_About this exercise_
Please retype the records below exactly as they appear, but leave out the pictures.

Page and application data records:
'''

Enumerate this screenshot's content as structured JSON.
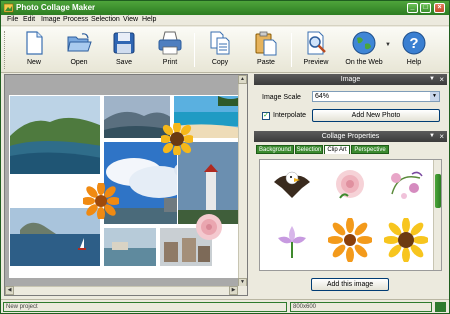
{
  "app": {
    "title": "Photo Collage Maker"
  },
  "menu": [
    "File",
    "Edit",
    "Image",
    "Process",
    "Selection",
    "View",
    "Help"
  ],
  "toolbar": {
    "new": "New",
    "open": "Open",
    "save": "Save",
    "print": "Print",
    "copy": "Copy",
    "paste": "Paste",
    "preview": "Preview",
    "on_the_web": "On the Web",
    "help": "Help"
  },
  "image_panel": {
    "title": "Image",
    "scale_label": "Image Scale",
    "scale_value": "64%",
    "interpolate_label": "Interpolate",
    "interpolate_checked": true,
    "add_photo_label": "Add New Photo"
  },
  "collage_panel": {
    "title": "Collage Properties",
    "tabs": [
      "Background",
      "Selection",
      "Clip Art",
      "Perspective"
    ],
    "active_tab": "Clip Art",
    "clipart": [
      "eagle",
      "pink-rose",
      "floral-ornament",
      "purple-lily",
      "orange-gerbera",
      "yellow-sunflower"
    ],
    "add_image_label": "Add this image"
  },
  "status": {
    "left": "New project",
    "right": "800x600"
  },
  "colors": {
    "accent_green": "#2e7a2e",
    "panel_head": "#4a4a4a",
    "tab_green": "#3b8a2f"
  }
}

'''

_Output for this task_
Enumerate this screenshot's content as structured JSON.
{
  "app": {
    "title": "Photo Collage Maker"
  },
  "menu": [
    "File",
    "Edit",
    "Image",
    "Process",
    "Selection",
    "View",
    "Help"
  ],
  "toolbar": {
    "new": "New",
    "open": "Open",
    "save": "Save",
    "print": "Print",
    "copy": "Copy",
    "paste": "Paste",
    "preview": "Preview",
    "on_the_web": "On the Web",
    "help": "Help"
  },
  "image_panel": {
    "title": "Image",
    "scale_label": "Image Scale",
    "scale_value": "64%",
    "interpolate_label": "Interpolate",
    "interpolate_checked": true,
    "add_photo_label": "Add New Photo"
  },
  "collage_panel": {
    "title": "Collage Properties",
    "tabs": [
      "Background",
      "Selection",
      "Clip Art",
      "Perspective"
    ],
    "active_tab": "Clip Art",
    "clipart": [
      "eagle",
      "pink-rose",
      "floral-ornament",
      "purple-lily",
      "orange-gerbera",
      "yellow-sunflower"
    ],
    "add_image_label": "Add this image"
  },
  "status": {
    "left": "New project",
    "right": "800x600"
  },
  "colors": {
    "accent_green": "#2e7a2e",
    "panel_head": "#4a4a4a",
    "tab_green": "#3b8a2f"
  }
}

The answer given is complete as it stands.